Cooperation the Key
OPEC member countries supply only about 40 percent of oil demand worldwide, so it depends on cooperation of non-OPEC producers to hold supplies at a level that will support prices.
When it comes to reserves, however, OPEC countries hold four-fifths of proven crude oil reserves--nearly 850 billion barrels. This leads the organization to take the long view that, eventually, it will supply most of the crude to the market.
Noting that OPEC expects to supply the majority of the world’s crude, OPEC Secretary General Alvaro Silva said in a speech last month at The Oxford Energy Seminar, "We have been saying this for many years and it seems somehow to be a case of 'tomorrow never comes!' Continued advances in technology, together with price defense policies, have encouraged the rapid development of non-OPEC oil and have helped perpetuate this longstanding imbalance."
So, in the short term, non-OPEC producers are taking the lion’s share of the market "...to the extent that even the IEA has observed that OPEC has a problem with the loss in its market share. But there is a limit to this process," asserted Silva, "and this is provided by the absolute quantity of non-OPEC reserves. In the not-too-distant future, non-OPEC output will reach a plateau. But this imbalance is the reason why the Organization strives so hard to achieve concrete co-operation with its non-OPEC counterparts--efforts which, in OPEC’s view, have begun to bear fruit."
OPEC has a world energy model which indicates that oil demand will rise from 76 million b/d in 2000 to 89 million b/d in 2010 and 107 million b/d in 2020. The model is based on the assumption that world energy demand will grow by an annual average of around two percent during this 20-year period.
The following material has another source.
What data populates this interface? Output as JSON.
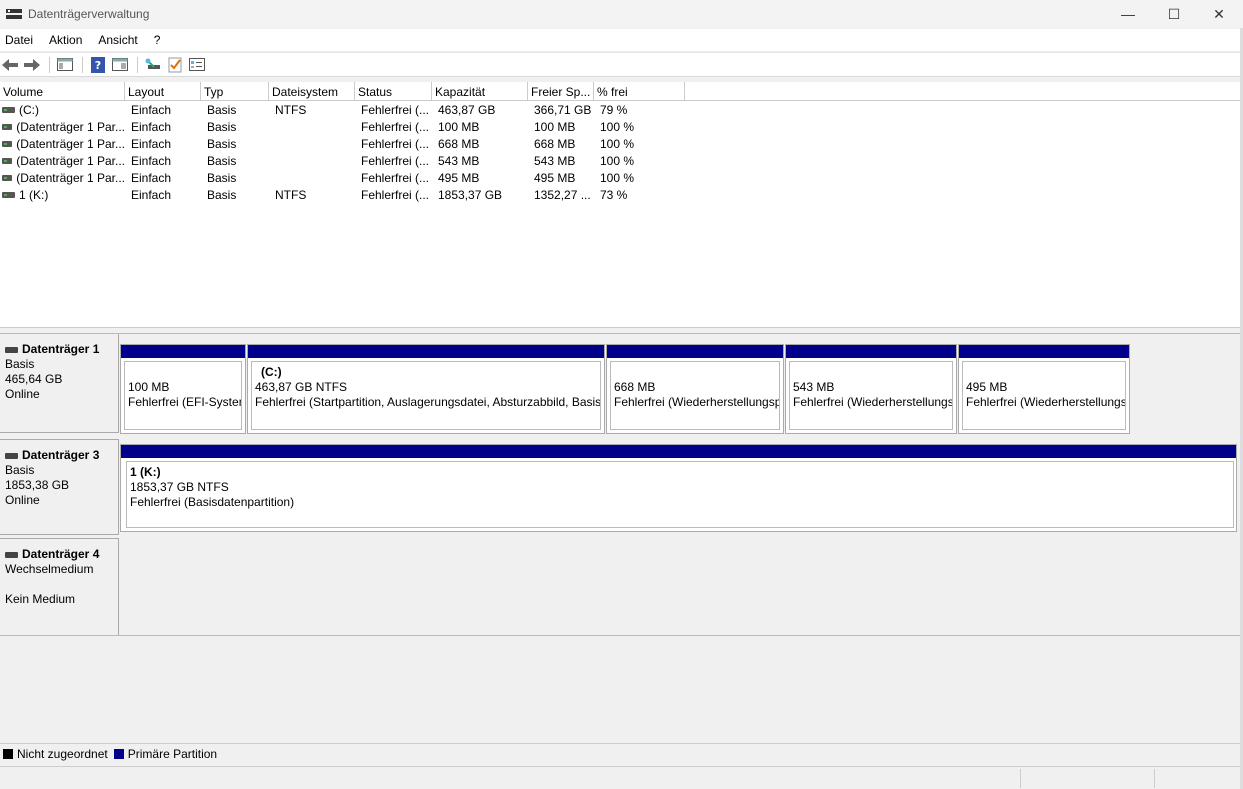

OPEC’S reference case forecasts its market share in 2010 as about the same as in 2000, at 40 percent. Nevertheless, during this decade, it is projected to actually fall, for a while, below this figure, with its share being forecast at just 37 percent for 2005. "This is, indeed, what is happening at the present time, with weaker-than-expected global energy demand," continued Silva. "Nevertheless, the outlook is expected to improve for OPEC during the second decade of the 21st Century, with the projected market share at 44 percent in 2015 and 49 percent in 2020. In absolute terms, according to our reference case, OPEC production, including natural gas liquids, is expected to rise from 30 million barrels a day in 2000 to 36 million barrels per day in 2010 and to 52 million barrels per day in 2020."
Looking at the Long Term
OPEC’s thinking goes beyond the issue of who actually produces the oil, to the issue of oil’s share in the world energy mix. "Over the past decade or so," Silva said, "oil’s traditional dominance has been put under pressure on environmental grounds, particularly in the context of the UN-sponsored climate change negotiations. There have also been longer-standing efforts among some consuming nations to diversify energy sources away from oil, on so-called 'strategic grounds.' The chief beneficiary of all of this has been gas. Our reference case shows that the use of gas will almost double in the period 2000 to 2020 and its share in the global energy mix will rise from 23 percent to 28 percent. However, this will still be 10 percentage points below oil’s share of 38 percent in 2020; in fact, oil’s share will have dipped by only a marginal amount since 2000--less than two percentage points--according to our projections. OPEC, needless to say, has huge reserves of both oil and gas."
So OPEC’s long view of things is a key factor in oil pricing. It appears to lead to a couple of ideas: First, its price band of $22 to $28 is not set with the idea of charging all the market will bear: disrupting customers’ economies would in no way serve its long-term interests. Second, pressure on non-OPEC producing countries to boost production and force prices below OPEC’s band may not have much chance of success. With limited oil resources and limited time to benefit from them, non-OPEC producers need revenues and time to develop alternative economic activities. They too seem to have little to gain from dropping the price.